I said it so you'd stop playing with the thing.
You were getting it all sticky.
Yeah, well, be that as it may.
I've tried to live up to your example, and help other people.
I've tried as a psychiatrist to conduct myself with the integrity that you showed as a police officer.
And when I find myself in a quandary as to the proper course of action, I think of you wearing that badge, and then I know what I have to do.
You gave me that.
Yeah? Yeah, Dad.
Thanks.
You know, I think I may have something else to give you, something that I know you'll really like.
MARTIN: I'll be back in a minute.
I've been holding on to this for quite a while now, waiting for the right time.

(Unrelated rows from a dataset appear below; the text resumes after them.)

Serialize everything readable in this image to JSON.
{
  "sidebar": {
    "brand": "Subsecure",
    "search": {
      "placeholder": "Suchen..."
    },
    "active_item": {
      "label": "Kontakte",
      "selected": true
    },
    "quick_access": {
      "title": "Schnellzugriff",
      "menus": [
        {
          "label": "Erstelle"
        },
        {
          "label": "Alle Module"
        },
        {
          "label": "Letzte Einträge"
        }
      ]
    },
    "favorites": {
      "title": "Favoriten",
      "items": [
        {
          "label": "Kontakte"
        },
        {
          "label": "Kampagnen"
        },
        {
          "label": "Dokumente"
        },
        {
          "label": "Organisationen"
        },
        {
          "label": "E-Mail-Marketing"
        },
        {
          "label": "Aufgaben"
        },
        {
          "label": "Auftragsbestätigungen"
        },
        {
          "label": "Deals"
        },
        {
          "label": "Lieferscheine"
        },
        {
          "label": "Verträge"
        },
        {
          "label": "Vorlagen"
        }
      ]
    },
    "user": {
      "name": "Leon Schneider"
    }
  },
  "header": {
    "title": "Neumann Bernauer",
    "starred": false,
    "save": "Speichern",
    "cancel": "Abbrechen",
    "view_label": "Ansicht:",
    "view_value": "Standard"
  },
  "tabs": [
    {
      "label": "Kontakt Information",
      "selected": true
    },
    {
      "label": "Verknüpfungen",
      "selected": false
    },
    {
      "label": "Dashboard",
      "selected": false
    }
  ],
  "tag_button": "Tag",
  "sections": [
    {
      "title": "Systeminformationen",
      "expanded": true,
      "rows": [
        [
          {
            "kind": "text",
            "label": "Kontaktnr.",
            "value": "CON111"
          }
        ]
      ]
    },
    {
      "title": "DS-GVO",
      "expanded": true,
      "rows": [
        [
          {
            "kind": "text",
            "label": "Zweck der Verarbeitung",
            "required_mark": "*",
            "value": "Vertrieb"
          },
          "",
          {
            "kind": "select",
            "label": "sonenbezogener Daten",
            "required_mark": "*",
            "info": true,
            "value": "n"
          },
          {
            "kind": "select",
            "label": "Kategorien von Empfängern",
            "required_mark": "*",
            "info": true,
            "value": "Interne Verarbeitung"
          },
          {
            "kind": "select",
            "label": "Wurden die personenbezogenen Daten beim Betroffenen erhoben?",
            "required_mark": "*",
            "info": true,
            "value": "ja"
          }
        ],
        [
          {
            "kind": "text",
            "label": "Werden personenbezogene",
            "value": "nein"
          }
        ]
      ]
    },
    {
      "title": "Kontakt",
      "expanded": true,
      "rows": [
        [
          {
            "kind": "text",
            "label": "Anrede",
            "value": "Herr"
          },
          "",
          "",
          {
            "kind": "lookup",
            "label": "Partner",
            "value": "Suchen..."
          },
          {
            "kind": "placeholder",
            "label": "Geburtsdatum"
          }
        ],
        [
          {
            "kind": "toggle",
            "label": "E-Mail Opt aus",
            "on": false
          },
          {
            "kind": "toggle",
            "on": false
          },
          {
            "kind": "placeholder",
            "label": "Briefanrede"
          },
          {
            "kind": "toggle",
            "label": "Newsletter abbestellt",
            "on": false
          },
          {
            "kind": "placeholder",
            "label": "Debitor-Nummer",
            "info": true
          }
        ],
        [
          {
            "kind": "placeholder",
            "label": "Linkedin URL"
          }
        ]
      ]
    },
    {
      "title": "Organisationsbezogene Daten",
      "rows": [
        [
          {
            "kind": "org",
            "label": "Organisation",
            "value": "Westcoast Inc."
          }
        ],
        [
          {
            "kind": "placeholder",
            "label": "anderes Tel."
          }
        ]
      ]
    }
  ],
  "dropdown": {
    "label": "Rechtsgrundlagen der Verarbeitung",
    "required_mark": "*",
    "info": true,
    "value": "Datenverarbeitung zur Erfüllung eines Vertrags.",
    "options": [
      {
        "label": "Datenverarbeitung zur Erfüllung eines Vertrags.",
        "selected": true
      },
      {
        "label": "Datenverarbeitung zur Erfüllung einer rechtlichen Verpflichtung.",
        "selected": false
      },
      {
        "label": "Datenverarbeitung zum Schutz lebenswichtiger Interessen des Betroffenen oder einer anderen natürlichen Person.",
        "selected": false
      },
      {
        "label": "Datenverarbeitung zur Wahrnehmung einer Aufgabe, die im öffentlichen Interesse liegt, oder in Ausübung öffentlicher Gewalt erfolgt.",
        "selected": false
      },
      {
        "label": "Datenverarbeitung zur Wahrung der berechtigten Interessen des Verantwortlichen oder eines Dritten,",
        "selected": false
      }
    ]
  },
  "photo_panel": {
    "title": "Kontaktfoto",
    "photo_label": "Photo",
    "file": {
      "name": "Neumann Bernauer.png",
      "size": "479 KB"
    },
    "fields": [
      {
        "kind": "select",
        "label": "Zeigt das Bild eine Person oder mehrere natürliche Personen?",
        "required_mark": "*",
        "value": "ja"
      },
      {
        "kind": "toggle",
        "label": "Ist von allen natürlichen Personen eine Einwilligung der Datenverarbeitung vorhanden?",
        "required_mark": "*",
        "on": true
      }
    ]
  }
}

Oh, my goodness, Dad.
I'm speechless.
It's your ba Bolo tie! They gave it to your grandfather when he retired from the force.
When I graduated from the academy, he gave it to me, and now I'm giving it to you, and someday you'll give it to Frederick.
Well, I don't know what to say.
- You're not gonna start crying again.
- No, no, no.
It's just a surprise, that's all.
Hey, wait a minute.
You didn't think I was gonna give you my badge, did you? - Well, l - My badge?! That's a laugh! You'll have to pry that out of my cold, dead hands! It's a date!